## Requirement
Copy every entry below verbatim, except for images.

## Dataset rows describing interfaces
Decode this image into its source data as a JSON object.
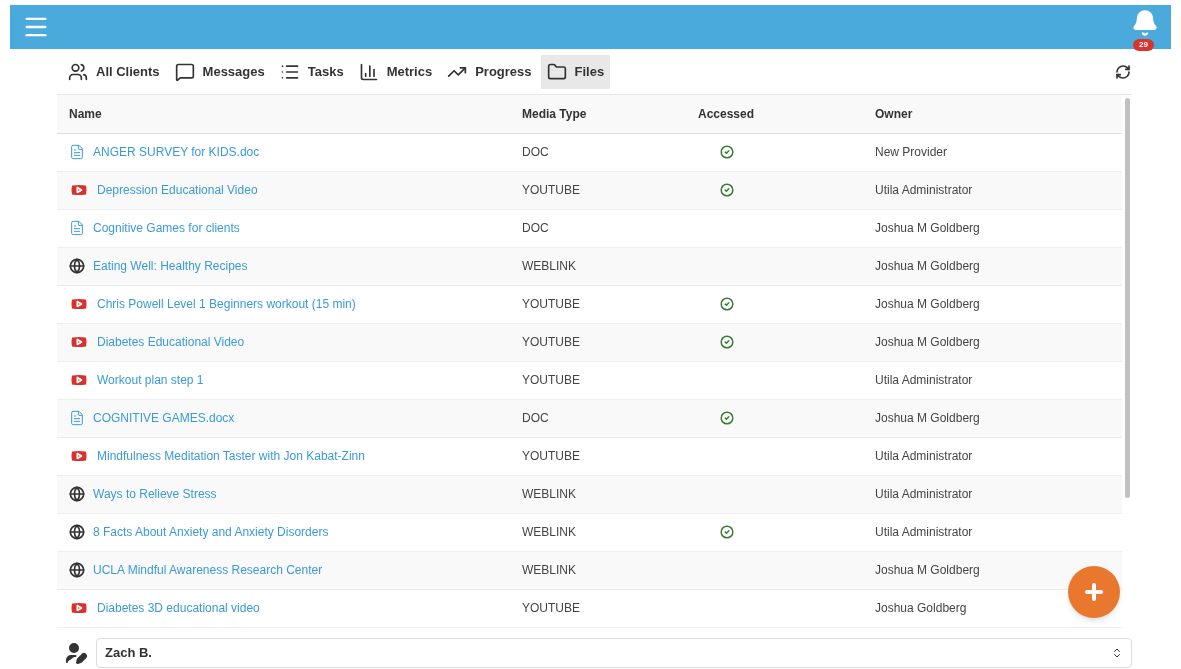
{
  "notifications": {
    "badge": "29"
  },
  "tabs": [
    {
      "label": "All Clients",
      "selected": false
    },
    {
      "label": "Messages",
      "selected": false
    },
    {
      "label": "Tasks",
      "selected": false
    },
    {
      "label": "Metrics",
      "selected": false
    },
    {
      "label": "Progress",
      "selected": false
    },
    {
      "label": "Files",
      "selected": true
    }
  ],
  "table": {
    "columns": [
      "Name",
      "Media Type",
      "Accessed",
      "Owner"
    ],
    "rows": [
      {
        "name": "ANGER SURVEY for KIDS.doc",
        "kind": "doc",
        "media_type": "DOC",
        "accessed": true,
        "owner": "New Provider"
      },
      {
        "name": "Depression Educational Video",
        "kind": "youtube",
        "media_type": "YOUTUBE",
        "accessed": true,
        "owner": "Utila Administrator"
      },
      {
        "name": "Cognitive Games for clients",
        "kind": "doc",
        "media_type": "DOC",
        "accessed": false,
        "owner": "Joshua M Goldberg"
      },
      {
        "name": "Eating Well: Healthy Recipes",
        "kind": "weblink",
        "media_type": "WEBLINK",
        "accessed": false,
        "owner": "Joshua M Goldberg"
      },
      {
        "name": "Chris Powell Level 1 Beginners workout (15 min)",
        "kind": "youtube",
        "media_type": "YOUTUBE",
        "accessed": true,
        "owner": "Joshua M Goldberg"
      },
      {
        "name": "Diabetes Educational Video",
        "kind": "youtube",
        "media_type": "YOUTUBE",
        "accessed": true,
        "owner": "Joshua M Goldberg"
      },
      {
        "name": "Workout plan step 1",
        "kind": "youtube",
        "media_type": "YOUTUBE",
        "accessed": false,
        "owner": "Utila Administrator"
      },
      {
        "name": "COGNITIVE GAMES.docx",
        "kind": "doc",
        "media_type": "DOC",
        "accessed": true,
        "owner": "Joshua M Goldberg"
      },
      {
        "name": "Mindfulness Meditation Taster with Jon Kabat-Zinn",
        "kind": "youtube",
        "media_type": "YOUTUBE",
        "accessed": false,
        "owner": "Utila Administrator"
      },
      {
        "name": "Ways to Relieve Stress",
        "kind": "weblink",
        "media_type": "WEBLINK",
        "accessed": false,
        "owner": "Utila Administrator"
      },
      {
        "name": "8 Facts About Anxiety and Anxiety Disorders",
        "kind": "weblink",
        "media_type": "WEBLINK",
        "accessed": true,
        "owner": "Utila Administrator"
      },
      {
        "name": "UCLA Mindful Awareness Research Center",
        "kind": "weblink",
        "media_type": "WEBLINK",
        "accessed": false,
        "owner": "Joshua M Goldberg"
      },
      {
        "name": "Diabetes 3D educational video",
        "kind": "youtube",
        "media_type": "YOUTUBE",
        "accessed": false,
        "owner": "Joshua Goldberg"
      }
    ]
  },
  "client_select": {
    "value": "Zach B."
  }
}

## Result for this task
Decode this image into its source data as a JSON object.
{
  "notifications": {
    "badge": "29"
  },
  "tabs": [
    {
      "label": "All Clients",
      "selected": false
    },
    {
      "label": "Messages",
      "selected": false
    },
    {
      "label": "Tasks",
      "selected": false
    },
    {
      "label": "Metrics",
      "selected": false
    },
    {
      "label": "Progress",
      "selected": false
    },
    {
      "label": "Files",
      "selected": true
    }
  ],
  "table": {
    "columns": [
      "Name",
      "Media Type",
      "Accessed",
      "Owner"
    ],
    "rows": [
      {
        "name": "ANGER SURVEY for KIDS.doc",
        "kind": "doc",
        "media_type": "DOC",
        "accessed": true,
        "owner": "New Provider"
      },
      {
        "name": "Depression Educational Video",
        "kind": "youtube",
        "media_type": "YOUTUBE",
        "accessed": true,
        "owner": "Utila Administrator"
      },
      {
        "name": "Cognitive Games for clients",
        "kind": "doc",
        "media_type": "DOC",
        "accessed": false,
        "owner": "Joshua M Goldberg"
      },
      {
        "name": "Eating Well: Healthy Recipes",
        "kind": "weblink",
        "media_type": "WEBLINK",
        "accessed": false,
        "owner": "Joshua M Goldberg"
      },
      {
        "name": "Chris Powell Level 1 Beginners workout (15 min)",
        "kind": "youtube",
        "media_type": "YOUTUBE",
        "accessed": true,
        "owner": "Joshua M Goldberg"
      },
      {
        "name": "Diabetes Educational Video",
        "kind": "youtube",
        "media_type": "YOUTUBE",
        "accessed": true,
        "owner": "Joshua M Goldberg"
      },
      {
        "name": "Workout plan step 1",
        "kind": "youtube",
        "media_type": "YOUTUBE",
        "accessed": false,
        "owner": "Utila Administrator"
      },
      {
        "name": "COGNITIVE GAMES.docx",
        "kind": "doc",
        "media_type": "DOC",
        "accessed": true,
        "owner": "Joshua M Goldberg"
      },
      {
        "name": "Mindfulness Meditation Taster with Jon Kabat-Zinn",
        "kind": "youtube",
        "media_type": "YOUTUBE",
        "accessed": false,
        "owner": "Utila Administrator"
      },
      {
        "name": "Ways to Relieve Stress",
        "kind": "weblink",
        "media_type": "WEBLINK",
        "accessed": false,
        "owner": "Utila Administrator"
      },
      {
        "name": "8 Facts About Anxiety and Anxiety Disorders",
        "kind": "weblink",
        "media_type": "WEBLINK",
        "accessed": true,
        "owner": "Utila Administrator"
      },
      {
        "name": "UCLA Mindful Awareness Research Center",
        "kind": "weblink",
        "media_type": "WEBLINK",
        "accessed": false,
        "owner": "Joshua M Goldberg"
      },
      {
        "name": "Diabetes 3D educational video",
        "kind": "youtube",
        "media_type": "YOUTUBE",
        "accessed": false,
        "owner": "Joshua Goldberg"
      }
    ]
  },
  "client_select": {
    "value": "Zach B."
  }
}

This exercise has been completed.